The extension to HEB and the convergence results presented are all interesting (did not fully check correctness of the proofs).
As an example of ML application a case where \theta=0.5 was shown (Cor 1). However, since it is \theta strictly less than 0.5 that is more interesting, are there examples of ML set-ups where this is the case?
I have read the rebuttal and would like to stay with the score.

Summary: This paper studies the convergence rate of the proximal gradient and its accelerated version under the more general Holderian error bound condition, further extending a line of recent efforts that has weakened the usual strong convexity assumption to the quadratic growth condition. The main contribution is a restarting scheme that eliminates the need of knowing the Holderian constant. The authors complement their theoretical claim with some numerical experiments, which seem to verify the efficiency of the proposed adaptive algorithm.
As far as I can tell, this work is a fine synthesis of some recent developments around semialgebraic functions, error bound, and the proximal gradient algorithm. The results are not too surprising given the existing known results. Nevertheless, it is a very welcome addition to the field. And given its practical nature, the proposed algorithm might be useful for a variety of applications (some toy demonstrations in the experiment).
Some comments:

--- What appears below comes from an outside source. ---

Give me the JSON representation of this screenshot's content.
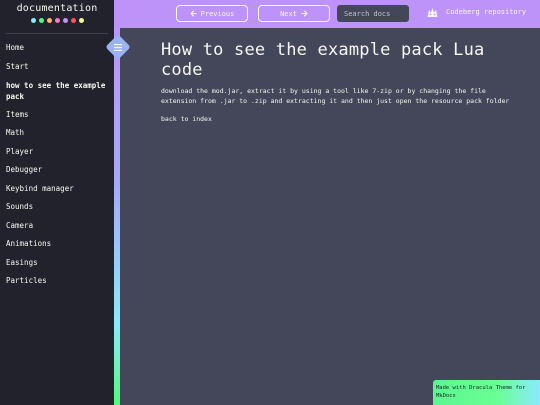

While the technical proofs involve many pieces from relevant references, the general idea is in fact quite simple (and dates back at least to FISTA): one first derives some condition (e.g. Theorem 5) that is guaranteed to hold if the correct parameter is used, then in the algorithm one periodically checks this condition; if it ever falls short then we know our parameter of choice is too small and we increase it (the familiar doubling trick) and rerun the algorithm. This high level description of the adaptive algorithm perhaps worth explicitly mentioning in the revision (to give the less familiar readers a clear guidance).
Line 85: no need to mention that "g(x) > -\infty for all x" since the range is assumed to be (-\infty, \infty].
Theorem 1: the option I and II are only defined in the appendix. better mention them in the main text (or at least say "see appendix"). The calculations and notations in the proofs of Theorem 1 and 2 are a little sloppy: when theta > 1/2, the rate does not depend on epsilon (the target accuracy) at all? Some more details between say line 68 and line 69 are needed.
Section 4: Can one develop a similar proof for the objective value gap? Is it because of the DUAL algorithm you use to solve Eq (8) that limits the guarantee to the minimal gradient?
Can we say anything about the dependence of the constants theta and c on the dimension and the number of samples? It could be possible that a linear rate is in fact worse than a sublinear rate if such dependence is not carefully balanced.
Experiments: On some datasets (cpusmall and bodyfat), why proximal gradient takes so many more iterations? This looks a little unusual. How many of the proximal mappings are spent on searching for the step size (for each method)? Also, to give a fuller picture, maybe also include the result for the decrease of the objective values. Another observation here: is it really meaningful to consider an absolute epsilon = 10^{-6} say? For optimization per se, sure. But what if say we only care about the classification accuracy? Would it be possible that an solution at epsilon = 10^{-3} already gives us comparable classification accuracy? (This should be easy to verify since the authors did experiment with a classification dataset.)